Which begs the question, why am I sharing this semi-publicly. I agree - it feels a little incongruous, and writing these long things and putting them out there does often set me back a bit - for a few days, perhaps. I guess, if I were to analyze some of the old feelings, that I feel like I have to sacrifice my privacy because others have more power than I to know what's right for me, and also that I've been bad somehow, and have to confess and face the music. That's the nitty gritty of the feeling - I know it's not usually the reality. I am, when I can stop myself before reacting automatically and freezing up, less scared of confessing the truth than I used to be. A quick digression - as a Protestant, I've been suitably horrified by the idea that people tell a clergyman 'bad' things that they've done; well, the confiding aspect of it maybe could be a relief, and a way to connect secretly with someone, which is kind of appealing, but the idea that giving yourself away leads to punishment (it is what you deserve, after all) is bred into me. So, you see, it's my protestant perspective that's the problem - not the ritual of confession! The positive, healing power of a confession done right, with self-respect on the one side and compassionate responsibility and understanding on the other, I would think could actually heal a person.

The answer to the original question, in the language of astrology, is that a Gemini object, even one in the fourth house, has to communication, which is a kind of connection, in order to activate its energy. And while I'm getting a little pricklier about my right to be private, and assert my other needs and personal opinions, I also know that, as painful as it sometimes is, I learn and move forward a great deal when I connect in order to better myself (that Virgo Moon again), and I'm learning to do it more gently, more patiently, more sensitively, and with a bit more social acceptably, if you will. Venusian social skills perhaps, a stronger Saturn? Nessus is also conjunct the North Node, which to me, explains the intense inner suffering on a whole new level, but I'm saving that for later - after I do a little more research.

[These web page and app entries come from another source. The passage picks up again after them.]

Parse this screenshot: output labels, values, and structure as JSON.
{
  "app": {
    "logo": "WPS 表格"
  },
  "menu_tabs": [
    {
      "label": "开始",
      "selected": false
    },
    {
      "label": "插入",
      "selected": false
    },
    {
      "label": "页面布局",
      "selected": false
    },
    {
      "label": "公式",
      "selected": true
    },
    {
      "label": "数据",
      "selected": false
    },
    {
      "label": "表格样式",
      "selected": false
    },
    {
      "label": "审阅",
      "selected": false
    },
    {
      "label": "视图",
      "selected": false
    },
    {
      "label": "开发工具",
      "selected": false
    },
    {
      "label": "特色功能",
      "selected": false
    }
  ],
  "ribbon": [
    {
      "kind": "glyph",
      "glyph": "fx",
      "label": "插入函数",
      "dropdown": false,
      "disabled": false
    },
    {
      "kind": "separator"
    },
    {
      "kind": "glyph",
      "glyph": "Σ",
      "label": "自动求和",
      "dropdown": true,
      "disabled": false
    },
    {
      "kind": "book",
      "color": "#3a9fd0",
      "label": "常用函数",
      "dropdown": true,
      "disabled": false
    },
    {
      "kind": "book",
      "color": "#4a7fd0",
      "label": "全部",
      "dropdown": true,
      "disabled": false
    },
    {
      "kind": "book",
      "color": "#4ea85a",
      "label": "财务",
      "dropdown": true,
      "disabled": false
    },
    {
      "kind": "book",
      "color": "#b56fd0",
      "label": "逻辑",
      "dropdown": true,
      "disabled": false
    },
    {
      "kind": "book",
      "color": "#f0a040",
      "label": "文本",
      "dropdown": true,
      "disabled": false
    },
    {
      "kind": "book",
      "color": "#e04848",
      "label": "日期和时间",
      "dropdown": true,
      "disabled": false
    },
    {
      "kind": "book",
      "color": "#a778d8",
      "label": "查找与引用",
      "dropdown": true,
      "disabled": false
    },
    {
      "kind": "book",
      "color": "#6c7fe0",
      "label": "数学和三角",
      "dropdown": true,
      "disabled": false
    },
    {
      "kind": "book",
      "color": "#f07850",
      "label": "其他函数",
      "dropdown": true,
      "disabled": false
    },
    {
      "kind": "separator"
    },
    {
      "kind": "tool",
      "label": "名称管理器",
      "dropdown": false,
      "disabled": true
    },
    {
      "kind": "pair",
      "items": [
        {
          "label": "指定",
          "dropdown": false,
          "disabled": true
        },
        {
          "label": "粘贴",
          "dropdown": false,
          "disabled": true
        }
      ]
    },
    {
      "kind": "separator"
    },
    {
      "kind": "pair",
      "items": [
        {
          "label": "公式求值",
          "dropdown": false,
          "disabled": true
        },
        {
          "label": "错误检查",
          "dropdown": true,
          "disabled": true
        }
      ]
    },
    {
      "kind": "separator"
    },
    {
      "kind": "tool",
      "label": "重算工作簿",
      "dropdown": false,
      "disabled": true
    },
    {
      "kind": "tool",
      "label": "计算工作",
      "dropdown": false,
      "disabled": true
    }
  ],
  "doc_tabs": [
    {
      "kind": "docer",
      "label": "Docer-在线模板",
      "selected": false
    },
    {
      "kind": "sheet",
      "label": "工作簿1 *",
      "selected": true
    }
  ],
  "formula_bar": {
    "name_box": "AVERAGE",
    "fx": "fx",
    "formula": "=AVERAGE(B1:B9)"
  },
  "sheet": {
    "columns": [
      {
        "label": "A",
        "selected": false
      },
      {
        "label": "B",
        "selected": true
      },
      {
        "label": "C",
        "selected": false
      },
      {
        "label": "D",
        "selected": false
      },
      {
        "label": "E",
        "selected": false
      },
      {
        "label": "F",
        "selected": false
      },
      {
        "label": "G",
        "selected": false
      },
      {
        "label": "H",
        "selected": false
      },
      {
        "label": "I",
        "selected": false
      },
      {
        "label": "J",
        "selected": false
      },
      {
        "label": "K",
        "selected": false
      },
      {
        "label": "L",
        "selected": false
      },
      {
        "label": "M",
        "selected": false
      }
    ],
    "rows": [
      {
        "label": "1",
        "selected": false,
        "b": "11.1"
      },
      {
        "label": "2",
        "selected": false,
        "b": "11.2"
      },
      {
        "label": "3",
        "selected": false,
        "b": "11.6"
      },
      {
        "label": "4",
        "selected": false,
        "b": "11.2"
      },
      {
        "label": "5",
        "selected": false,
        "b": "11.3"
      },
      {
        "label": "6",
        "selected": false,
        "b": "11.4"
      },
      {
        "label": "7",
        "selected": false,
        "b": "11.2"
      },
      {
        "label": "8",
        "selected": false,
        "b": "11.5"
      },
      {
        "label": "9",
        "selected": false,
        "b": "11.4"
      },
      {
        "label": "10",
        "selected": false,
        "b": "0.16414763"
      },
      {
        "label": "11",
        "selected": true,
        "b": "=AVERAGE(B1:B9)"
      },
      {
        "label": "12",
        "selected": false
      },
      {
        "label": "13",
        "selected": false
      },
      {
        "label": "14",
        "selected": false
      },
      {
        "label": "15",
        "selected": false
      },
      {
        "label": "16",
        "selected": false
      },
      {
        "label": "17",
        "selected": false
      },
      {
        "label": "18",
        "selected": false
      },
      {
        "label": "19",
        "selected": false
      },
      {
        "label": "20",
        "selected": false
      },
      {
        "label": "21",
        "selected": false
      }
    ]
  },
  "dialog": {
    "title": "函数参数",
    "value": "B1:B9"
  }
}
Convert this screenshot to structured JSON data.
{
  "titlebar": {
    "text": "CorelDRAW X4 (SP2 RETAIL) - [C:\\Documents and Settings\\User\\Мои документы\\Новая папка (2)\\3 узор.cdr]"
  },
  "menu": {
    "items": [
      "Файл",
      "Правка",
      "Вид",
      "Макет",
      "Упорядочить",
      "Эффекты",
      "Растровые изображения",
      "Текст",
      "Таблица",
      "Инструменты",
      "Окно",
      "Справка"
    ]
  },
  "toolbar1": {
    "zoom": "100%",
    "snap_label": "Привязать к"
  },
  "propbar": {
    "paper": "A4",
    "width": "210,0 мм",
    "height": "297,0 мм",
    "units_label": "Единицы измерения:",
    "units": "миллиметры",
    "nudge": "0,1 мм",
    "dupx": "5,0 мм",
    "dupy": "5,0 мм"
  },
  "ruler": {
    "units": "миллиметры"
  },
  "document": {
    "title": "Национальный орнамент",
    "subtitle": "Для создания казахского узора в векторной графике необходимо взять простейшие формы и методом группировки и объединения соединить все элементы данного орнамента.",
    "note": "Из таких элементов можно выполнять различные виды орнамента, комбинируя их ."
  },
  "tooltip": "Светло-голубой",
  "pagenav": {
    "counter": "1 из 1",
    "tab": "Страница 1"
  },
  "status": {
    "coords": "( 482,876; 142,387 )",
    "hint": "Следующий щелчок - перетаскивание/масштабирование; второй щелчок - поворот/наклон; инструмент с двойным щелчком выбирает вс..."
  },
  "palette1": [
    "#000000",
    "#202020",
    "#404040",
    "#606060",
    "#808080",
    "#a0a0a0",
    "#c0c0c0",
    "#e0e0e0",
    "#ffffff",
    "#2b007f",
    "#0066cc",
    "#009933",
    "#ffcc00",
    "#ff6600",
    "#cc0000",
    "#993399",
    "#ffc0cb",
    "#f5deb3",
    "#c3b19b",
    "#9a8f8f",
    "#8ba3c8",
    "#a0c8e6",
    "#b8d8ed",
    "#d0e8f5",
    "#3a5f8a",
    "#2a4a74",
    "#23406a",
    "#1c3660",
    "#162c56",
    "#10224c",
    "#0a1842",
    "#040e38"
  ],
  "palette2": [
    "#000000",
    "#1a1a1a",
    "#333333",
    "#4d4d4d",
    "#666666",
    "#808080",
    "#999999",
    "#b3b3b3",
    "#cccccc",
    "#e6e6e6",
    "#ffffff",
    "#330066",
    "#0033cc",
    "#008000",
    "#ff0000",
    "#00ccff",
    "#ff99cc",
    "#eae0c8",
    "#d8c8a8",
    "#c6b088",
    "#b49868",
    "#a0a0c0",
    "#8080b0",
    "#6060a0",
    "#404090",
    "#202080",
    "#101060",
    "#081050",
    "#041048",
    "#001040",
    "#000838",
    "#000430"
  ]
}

I mean, I'd like to jump in Sagittarily and offer a widely speculative, expansive theory that would nevertheless, if I know my writing, have an uncanny and unexpected amount of truth and insight in it, but I wouldn't be feeling that truth, slowing down to breathe as I wrote it out - and that, to me, is the difference between the royal fifth house Jupiter Gemini, which wants to share grandly and bask in a generous party of love and attention, and the private, sensitive lunar-connected fourth house North Node. I keep forgetting that we have to accept and work through our south node foibles and those of their rulers and aspecting planets - not just skip them (as if we could)! This blog is an experiment, a bowing to the feeling that I don't do enough to put myself out there and engage others, an allowance to my fifth house Jupiter ruler, and a way to trick myself into being accountable for what I say, posting it so that I won't allow myself to fall back on the same ideas and words over and over again without accepting the lessons I've learned in writing them.